Ultimately, your goal is to be able to listen to a piece of music and audiate it tonally. That is to say, when you listen to a piece of unfamiliar music, your ears should tell you:
The aforementioned skills are indeed the goal, but are decidedly inference skills that come with much practice. We are now going to practice distinguishing between major and minor tonalities using familiar patterns. This will give you the opportunity to learn how to distinguish between major and minor tonalities. This skill is called Partial Synthesis.
Since Partial Synthesis is an aural skill, it is difficult, nay impossible, to convey with only the written word. Watch the video Comparing Major and Minor Tonalities.

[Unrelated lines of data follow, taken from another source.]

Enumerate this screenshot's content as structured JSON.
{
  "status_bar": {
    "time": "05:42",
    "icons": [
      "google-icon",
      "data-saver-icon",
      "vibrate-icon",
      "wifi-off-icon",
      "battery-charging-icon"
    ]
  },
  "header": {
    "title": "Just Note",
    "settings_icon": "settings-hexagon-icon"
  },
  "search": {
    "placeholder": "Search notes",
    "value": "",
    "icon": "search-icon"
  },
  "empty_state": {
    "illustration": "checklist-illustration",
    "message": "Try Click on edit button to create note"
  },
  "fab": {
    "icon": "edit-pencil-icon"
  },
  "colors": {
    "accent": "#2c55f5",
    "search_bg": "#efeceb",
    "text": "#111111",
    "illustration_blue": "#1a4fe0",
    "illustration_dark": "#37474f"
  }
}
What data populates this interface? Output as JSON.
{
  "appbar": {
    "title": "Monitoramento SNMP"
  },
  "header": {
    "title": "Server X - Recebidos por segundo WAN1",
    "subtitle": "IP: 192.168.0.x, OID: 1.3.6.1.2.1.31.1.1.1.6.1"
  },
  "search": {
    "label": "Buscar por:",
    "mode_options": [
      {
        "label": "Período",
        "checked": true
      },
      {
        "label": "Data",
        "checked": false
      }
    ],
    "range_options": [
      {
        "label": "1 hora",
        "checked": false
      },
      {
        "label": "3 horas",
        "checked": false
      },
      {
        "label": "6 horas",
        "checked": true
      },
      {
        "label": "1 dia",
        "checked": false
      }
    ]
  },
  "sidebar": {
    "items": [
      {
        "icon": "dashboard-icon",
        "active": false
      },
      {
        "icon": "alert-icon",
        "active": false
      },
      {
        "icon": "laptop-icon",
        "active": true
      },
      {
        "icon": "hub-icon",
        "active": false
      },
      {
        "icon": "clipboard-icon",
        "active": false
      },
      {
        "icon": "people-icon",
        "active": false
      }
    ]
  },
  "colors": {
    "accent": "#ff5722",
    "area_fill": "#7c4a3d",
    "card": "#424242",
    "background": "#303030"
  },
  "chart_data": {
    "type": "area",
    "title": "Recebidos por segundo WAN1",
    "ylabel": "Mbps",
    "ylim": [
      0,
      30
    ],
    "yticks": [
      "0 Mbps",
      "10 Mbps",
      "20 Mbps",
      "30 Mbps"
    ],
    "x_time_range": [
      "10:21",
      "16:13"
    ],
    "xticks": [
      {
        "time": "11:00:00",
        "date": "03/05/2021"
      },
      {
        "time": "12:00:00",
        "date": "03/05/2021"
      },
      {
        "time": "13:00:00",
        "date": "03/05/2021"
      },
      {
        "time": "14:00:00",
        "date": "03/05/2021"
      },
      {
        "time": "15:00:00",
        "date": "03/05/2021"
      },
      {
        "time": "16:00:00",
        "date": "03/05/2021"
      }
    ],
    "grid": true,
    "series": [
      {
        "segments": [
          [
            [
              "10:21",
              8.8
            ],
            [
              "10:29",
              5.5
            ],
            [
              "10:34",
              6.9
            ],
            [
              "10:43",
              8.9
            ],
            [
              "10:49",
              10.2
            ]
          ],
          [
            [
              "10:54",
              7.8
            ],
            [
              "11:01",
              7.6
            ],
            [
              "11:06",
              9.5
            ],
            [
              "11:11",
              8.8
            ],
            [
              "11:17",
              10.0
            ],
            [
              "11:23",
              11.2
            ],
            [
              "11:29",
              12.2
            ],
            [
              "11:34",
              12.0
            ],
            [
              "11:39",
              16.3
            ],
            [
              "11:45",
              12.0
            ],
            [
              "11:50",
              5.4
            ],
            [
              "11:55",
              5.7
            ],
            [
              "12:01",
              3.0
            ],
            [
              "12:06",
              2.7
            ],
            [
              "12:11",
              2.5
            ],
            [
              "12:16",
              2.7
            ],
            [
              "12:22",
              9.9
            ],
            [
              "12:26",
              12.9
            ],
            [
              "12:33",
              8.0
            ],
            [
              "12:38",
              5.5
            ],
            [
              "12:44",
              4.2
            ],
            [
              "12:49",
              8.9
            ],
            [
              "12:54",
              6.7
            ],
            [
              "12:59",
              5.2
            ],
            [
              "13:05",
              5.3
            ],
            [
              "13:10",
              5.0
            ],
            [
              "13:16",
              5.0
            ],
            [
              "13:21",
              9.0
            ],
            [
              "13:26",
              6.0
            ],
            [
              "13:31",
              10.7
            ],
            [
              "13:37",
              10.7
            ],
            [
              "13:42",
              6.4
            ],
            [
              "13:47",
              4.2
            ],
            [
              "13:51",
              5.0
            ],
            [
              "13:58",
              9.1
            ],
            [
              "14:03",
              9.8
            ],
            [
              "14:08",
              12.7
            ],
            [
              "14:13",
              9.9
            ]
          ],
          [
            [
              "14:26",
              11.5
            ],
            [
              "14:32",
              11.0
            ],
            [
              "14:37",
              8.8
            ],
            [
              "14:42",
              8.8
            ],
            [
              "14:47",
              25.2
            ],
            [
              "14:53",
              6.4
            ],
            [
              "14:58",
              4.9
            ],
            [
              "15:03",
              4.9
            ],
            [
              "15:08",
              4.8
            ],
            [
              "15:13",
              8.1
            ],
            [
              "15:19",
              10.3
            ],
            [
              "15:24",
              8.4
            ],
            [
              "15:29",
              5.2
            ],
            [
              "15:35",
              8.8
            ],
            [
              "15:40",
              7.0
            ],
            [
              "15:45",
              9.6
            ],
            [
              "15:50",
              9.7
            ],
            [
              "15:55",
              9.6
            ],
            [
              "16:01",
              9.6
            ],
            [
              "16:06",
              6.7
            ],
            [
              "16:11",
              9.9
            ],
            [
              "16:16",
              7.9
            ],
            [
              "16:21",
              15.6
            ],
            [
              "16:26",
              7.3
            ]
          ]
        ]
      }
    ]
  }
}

The first step in distinguishing between major and minor tonalities is to listen for the quality of the tonic chord. This will give you your first clue to being able to identify the tonality. The very powerful process of hearing one tonality paired against the other will train your ears to hear the difference. Remember, we never learn what something is, we learn what it is not. In fact, that is part of the importance of discrimination learning: we learn major and minor and duple and triple concurrently so that we always have a means of comparison. We learn to discriminate between and among tonalities and meters.
Finally, why not try a quiz? You should aim for at least 70% accuracy (7/10 correct). If you have achieved that benchmark, you can move on. If not, try going back and revisiting some of the earlier lessons.
Major vs. Minor Quiz #1
Click here to take the quiz using Google Forms to get your results instantly.